Chemours Securities Fraud Litigation to Continue

The New York State Teachers’ Retirement System and others (Teachers) will be able to continue pursuing claims that Chemours kept investors in the dark about the billions in potential environmental liabilities.  On February 24th, a federal judge in Delaware ruled that Teachers’ claims of securities fraud plead sufficient facts to survive Chemours’ motion to dismiss.  Specifically, plaintiffs allege that Chemours financial statements “dramatically mischaracterized Chemours’ true financial condition and vastly understated Chemours’ liabilities from decades of environmental pollution.”

The court found that starting in February 2017, Chemours disclosed that “higher clean-up costs that might result ‘under adverse changes in circumstances, although deemed remote.’ … once Chemours chose to make that disclosure-even if not required by [Generally Accepted Accounting Practices] GAAP or otherwise-it had to speak truthfully … [and that] a reasonable investor could have plausibly inferred from the language Defendants used to ‘provide’ in the challenged SEC reports Chemours’ ‘higher clean-up costs’ that Chemours was disclosing its maximum potential remediation liabilities.”  The court explained that “the question then is whether Plaintiff has alleged in the Complaint facts sufficient to plausibly imply that Defendants did not in fact believe that Chemours’ s environmental remediation liabilities were capped at the sums disclosed in the SEC reports.”

Teachers drew on two sources to supports their claim that Chemours did not in fact believe that its environmental remediation liabilities were capped at the sums disclosed in the SEC reports.  First, Teachers argued that Chemours “specifically itemized” $2.5 billion of inherited liabilities as of the time it was spun-off from DuPont, in a complaint against DuPont in a 2019 Delaware Chancery Court Complaint – in that unrelated case, Chemours asserted that “DuPont violated New Jersey law by spinning off Chemours on the basis of underestimated environmental liabilities without providing the State with the ‘financial assurance necessary to ensure’ that the necessary clean-up can be done.”  Second, Teachers asserted that a 2018 internal evaluation of total environmental remediation costs company-wide identified costs of more than $2 billion.  The court held that Chemours’s allegations in the Chancery Court Complaint do not plausibly imply that the company made false representations about its maximum potential environmental remediation liabilities in the challenged SEC reports.  However, it also found that “a rational juror could plausibly infer from the [internal evaluation] that … Defendants believed that Chemours’ s environmental remediation liabilities were approximately two billion dollars,” a significantly greater amount than Chemours had said its liabilities were; that is, that Chemours had made false statements about liability.
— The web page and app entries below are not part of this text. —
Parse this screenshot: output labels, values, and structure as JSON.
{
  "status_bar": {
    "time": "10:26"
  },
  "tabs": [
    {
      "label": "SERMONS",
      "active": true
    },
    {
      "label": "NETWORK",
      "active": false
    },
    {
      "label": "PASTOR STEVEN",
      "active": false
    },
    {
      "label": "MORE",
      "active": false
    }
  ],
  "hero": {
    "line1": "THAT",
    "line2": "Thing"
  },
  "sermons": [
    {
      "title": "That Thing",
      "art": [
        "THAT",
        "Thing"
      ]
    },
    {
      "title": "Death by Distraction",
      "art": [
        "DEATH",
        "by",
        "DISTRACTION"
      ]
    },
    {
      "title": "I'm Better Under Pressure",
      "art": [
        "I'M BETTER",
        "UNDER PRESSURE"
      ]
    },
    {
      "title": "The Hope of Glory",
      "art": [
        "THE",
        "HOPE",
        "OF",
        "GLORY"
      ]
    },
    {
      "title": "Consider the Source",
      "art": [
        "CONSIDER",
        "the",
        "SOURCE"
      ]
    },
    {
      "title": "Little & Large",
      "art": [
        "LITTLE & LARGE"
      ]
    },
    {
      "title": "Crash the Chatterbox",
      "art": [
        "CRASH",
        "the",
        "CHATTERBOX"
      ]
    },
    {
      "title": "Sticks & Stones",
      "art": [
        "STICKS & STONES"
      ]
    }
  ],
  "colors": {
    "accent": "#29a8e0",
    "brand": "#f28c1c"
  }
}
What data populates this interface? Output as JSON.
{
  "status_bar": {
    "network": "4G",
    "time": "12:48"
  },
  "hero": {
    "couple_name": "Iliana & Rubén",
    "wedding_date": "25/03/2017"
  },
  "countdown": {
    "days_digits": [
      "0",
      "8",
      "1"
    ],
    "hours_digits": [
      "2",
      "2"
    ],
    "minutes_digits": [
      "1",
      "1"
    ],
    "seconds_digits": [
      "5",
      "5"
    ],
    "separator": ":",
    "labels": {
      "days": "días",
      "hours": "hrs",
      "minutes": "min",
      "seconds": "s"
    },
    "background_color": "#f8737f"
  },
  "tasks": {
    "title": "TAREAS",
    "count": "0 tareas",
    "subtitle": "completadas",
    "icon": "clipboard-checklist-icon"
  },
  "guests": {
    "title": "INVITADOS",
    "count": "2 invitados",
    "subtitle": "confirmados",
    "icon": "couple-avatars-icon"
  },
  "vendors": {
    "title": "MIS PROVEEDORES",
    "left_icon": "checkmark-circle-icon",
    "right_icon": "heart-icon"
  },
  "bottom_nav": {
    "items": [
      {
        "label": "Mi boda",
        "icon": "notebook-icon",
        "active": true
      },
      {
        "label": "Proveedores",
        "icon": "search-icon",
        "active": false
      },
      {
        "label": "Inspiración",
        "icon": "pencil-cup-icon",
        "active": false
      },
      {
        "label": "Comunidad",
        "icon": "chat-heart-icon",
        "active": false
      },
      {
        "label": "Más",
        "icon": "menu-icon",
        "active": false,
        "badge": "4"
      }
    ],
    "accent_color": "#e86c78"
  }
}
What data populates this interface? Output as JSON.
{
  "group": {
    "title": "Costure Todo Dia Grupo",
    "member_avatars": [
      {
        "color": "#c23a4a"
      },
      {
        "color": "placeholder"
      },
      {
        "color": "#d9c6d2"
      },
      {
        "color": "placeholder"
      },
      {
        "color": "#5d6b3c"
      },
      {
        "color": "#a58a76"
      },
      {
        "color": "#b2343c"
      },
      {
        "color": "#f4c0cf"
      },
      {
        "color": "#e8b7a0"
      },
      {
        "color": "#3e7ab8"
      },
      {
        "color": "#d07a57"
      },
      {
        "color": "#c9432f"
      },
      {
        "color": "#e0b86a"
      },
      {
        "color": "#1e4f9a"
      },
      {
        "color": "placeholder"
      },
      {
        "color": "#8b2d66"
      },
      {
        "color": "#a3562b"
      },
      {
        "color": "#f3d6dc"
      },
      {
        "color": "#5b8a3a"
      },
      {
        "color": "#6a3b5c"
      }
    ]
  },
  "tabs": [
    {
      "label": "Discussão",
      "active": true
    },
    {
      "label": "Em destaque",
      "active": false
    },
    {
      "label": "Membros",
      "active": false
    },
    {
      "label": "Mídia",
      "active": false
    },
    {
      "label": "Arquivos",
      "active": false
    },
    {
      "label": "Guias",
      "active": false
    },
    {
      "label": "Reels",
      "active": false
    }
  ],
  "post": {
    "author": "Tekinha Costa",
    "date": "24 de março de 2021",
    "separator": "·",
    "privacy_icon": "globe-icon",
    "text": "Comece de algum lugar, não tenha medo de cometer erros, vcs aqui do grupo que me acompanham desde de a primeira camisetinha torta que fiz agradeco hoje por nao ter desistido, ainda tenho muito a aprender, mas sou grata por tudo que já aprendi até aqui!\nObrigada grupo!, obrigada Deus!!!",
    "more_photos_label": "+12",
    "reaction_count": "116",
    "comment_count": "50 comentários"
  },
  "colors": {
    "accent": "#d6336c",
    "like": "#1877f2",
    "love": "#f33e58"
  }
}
Chemours argued that “even if Plaintiff had identified any error in Chemours’ environmental liability disclosures, they would nevertheless be inactionable because they were accurate statements of opinion.” However, the court held that “statements of opinion … are ‘actionable under the securities laws if they are not honestly believed and lack a reasonable basis.’”  In addition, the court explained that Teachers’ allegations plausibly implied that Chemours did not consider the maximum remediation liability disclosures accurate, and therefore, those disclosures could be actionable opinions.

The court also held the Teachers had adequately pleaded its claims against Chemours’ President and CEO and the company’s Senior Vice President and COO (previously its CFO) for the two to continue as defendants in the case.